Over the weekend, both the Colorado Republican and Democratic Parties held their state conventions.
The Democratic Convention was the uneventful President Obama pep rally that it was supposed to be. However, the Republican Convention wasn’t exactly the unity fest that Romney supporters had hoped for.
It seems that even though Rick Santorum suspended his campaign, and Ron Paul has yet to win one primary race, his Colorado supporters acted as if the race for the GOP nomination was still a three man race.
Supporters of Ron Paul and Rick Santorum were able to drum up enough support and organize themselves to win many of the prized delegates that will go on to represent Colorado at the Republican National Convention in Tampa in September.
Santorum and Paul supporters won 13 of the 18 primary delegate slots for the convention based on their convention day strategy to create a conservative unity slate that obviously struck a chord with Colorado convention attendees.
This is not likely to upset the Tampa party for Mitt Romney in a way that will threaten his nomination. He is the presumptive nominee and only he can stop that from happening.
However, what the Colorado GOP conventioneers show is that Tampa might not be the love fest that most national conventions turn out to be.
Even though Mitt Romney won the majority of the primary races, he won very few caucuses. The caucus system, like the one the Colorado held, brings out the passionate die hard party members who are willing to attend rallies and make their voice heard.
State conventions usually bring out those very same kinds of people. And it’s those kinds of people that are going to make the national convention more interesting.
I don’t think every state convention is going to see the kind of Ron Paul/Rick Santorum revolution that Colorado witnessed. But other conventions might see at least some of the Ron Paul/Rick Santorum crowd steal some of the momentum from Romney delegates.
The Paul/Santorum crowd know that they cannot take back the nomination, but they may be buoyed by the hope that they can keep up the pressure to push Romney to be more conservative. While staying conservative might make the rebels happy, it will be the death knell to his general election campaign.
So, the Colorado conventioneers offer the Romney campaign an important warning. The warning is that there may be a formidable force in Tampa hoping to drive the conversation toward conservative issues. Colorado has shown that the force may also be organized and willing to do whatever it takes to make their voice heard.
One of the last things Mitt Romney wants is to arrive at a National Convention that pushes him too far right, in front of the national press with only a few weeks before the election.

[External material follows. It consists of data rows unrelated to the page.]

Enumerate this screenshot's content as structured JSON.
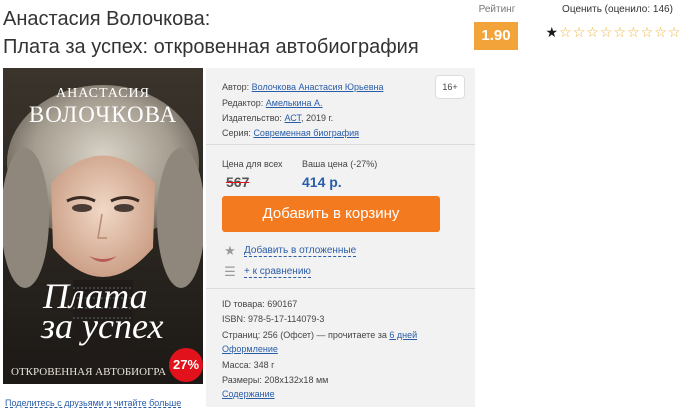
{
  "title": {
    "line1": "Анастасия Волочкова:",
    "line2": "Плата за успех: откровенная автобиография"
  },
  "rating": {
    "label": "Рейтинг",
    "value": "1.90"
  },
  "rate": {
    "label": "Оценить (оценило: 146)",
    "filled": 1,
    "total": 10
  },
  "cover": {
    "author_first": "АНАСТАСИЯ",
    "author_last": "ВОЛОЧКОВА",
    "title_line1": "Плата",
    "title_line2": "за успех",
    "subtitle": "ОТКРОВЕННАЯ АВТОБИОГРА",
    "discount": "27%"
  },
  "details": {
    "author_label": "Автор:",
    "author": "Волочкова Анастасия Юрьевна",
    "editor_label": "Редактор:",
    "editor": "Амелькина А.",
    "publisher_label": "Издательство:",
    "publisher": "АСТ",
    "year": ", 2019 г.",
    "series_label": "Серия:",
    "series": "Современная биография",
    "age": "16+"
  },
  "price": {
    "all_label": "Цена для всех",
    "your_label": "Ваша цена (-27%)",
    "old": "567",
    "new": "414 р."
  },
  "actions": {
    "cart": "Добавить в корзину",
    "wishlist": "Добавить в отложенные",
    "compare": "+ к сравнению"
  },
  "meta": {
    "id_label": "ID товара:",
    "id": "690167",
    "isbn_label": "ISBN:",
    "isbn": "978-5-17-114079-3",
    "pages_text": "Страниц: 256 (Офсет) — прочитаете за",
    "pages_link": "6 дней",
    "design_link": "Оформление",
    "mass": "Масса: 348 г",
    "size": "Размеры: 208x132x18 мм",
    "contents_link": "Содержание"
  },
  "share": "Поделитесь с друзьями и читайте больше"
}
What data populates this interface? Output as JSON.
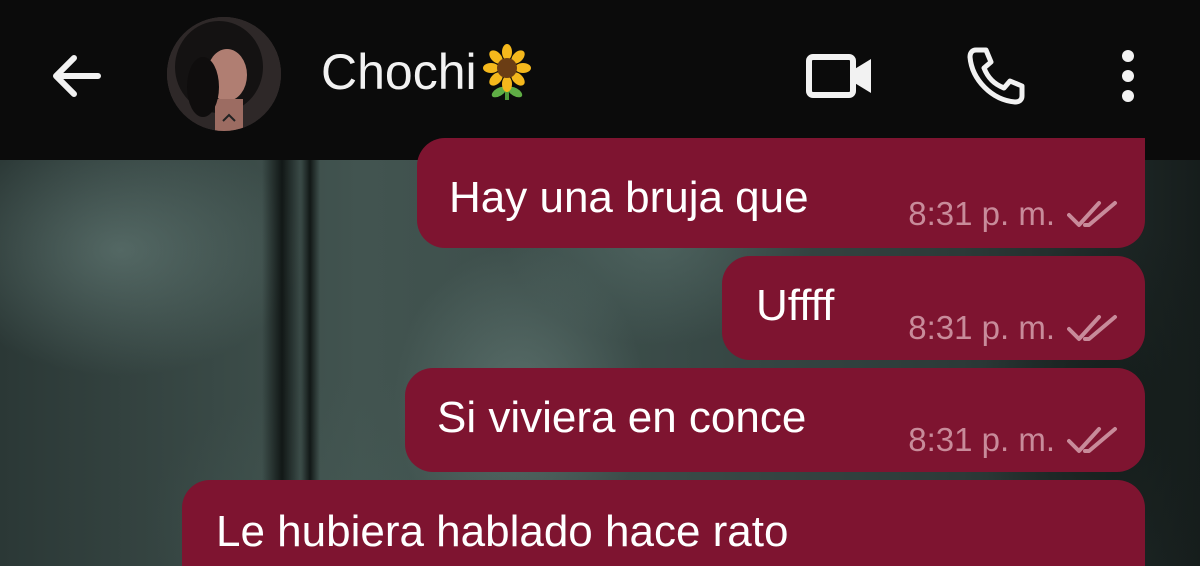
{
  "header": {
    "back_icon": "arrow-left-icon",
    "avatar_icon": "contact-avatar",
    "contact_name": "Chochi",
    "contact_emoji": "sunflower-emoji",
    "actions": [
      {
        "name": "video-call",
        "icon": "video-camera-icon"
      },
      {
        "name": "voice-call",
        "icon": "phone-icon"
      },
      {
        "name": "more-options",
        "icon": "more-vertical-icon"
      }
    ]
  },
  "messages": [
    {
      "text": "Hay una bruja que",
      "time": "8:31 p. m.",
      "status_icon": "double-check-icon"
    },
    {
      "text": "Uffff",
      "time": "8:31 p. m.",
      "status_icon": "double-check-icon"
    },
    {
      "text": "Si viviera en conce",
      "time": "8:31 p. m.",
      "status_icon": "double-check-icon"
    },
    {
      "text": "Le hubiera hablado hace rato",
      "time": "",
      "status_icon": ""
    }
  ],
  "colors": {
    "header_bg": "#0b0b0b",
    "bubble_bg": "#7e1430",
    "bubble_text": "#ffffff",
    "bubble_meta": "#c88b9a"
  }
}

But another thing Romney does not want to see is any large crowd at his own convention booing any of his stances or surrogates who will speak before him in the week. If a divided party becomes the headlines from the RNC, then the entire effort would be a waste of time and resources.
The political upset that the Ron Paul/Rick Santorum crowd pulled off at the Colorado GOP Convention won’t be replayed exactly in Tampa. However, even though Mitt Romney’s nomination is safe, the Colorado GOP convention has showed that his national convention, and how it will affect his election chances, is not entirely safe.
He would be wise to learn the lessons from Colorado and find some solutions well before he arrives to the Sunshine State in September.
About The Blogger
- Dominic Dezzutti, producer of the Colorado Decides debate series, a co-production of CBS4 and Colorado Public Television, looks at the local and national political scene in his CBSDenver.com blog. Read new entries here every Monday, Wednesday and Friday. Dezzutti writes about federal, state and local matters and how our elected leaders are handling the issues important to Colorado. Dezzutti also produces the Emmy winning Colorado Inside Out, hosted by Raj Chohan, on Colorado Public Television.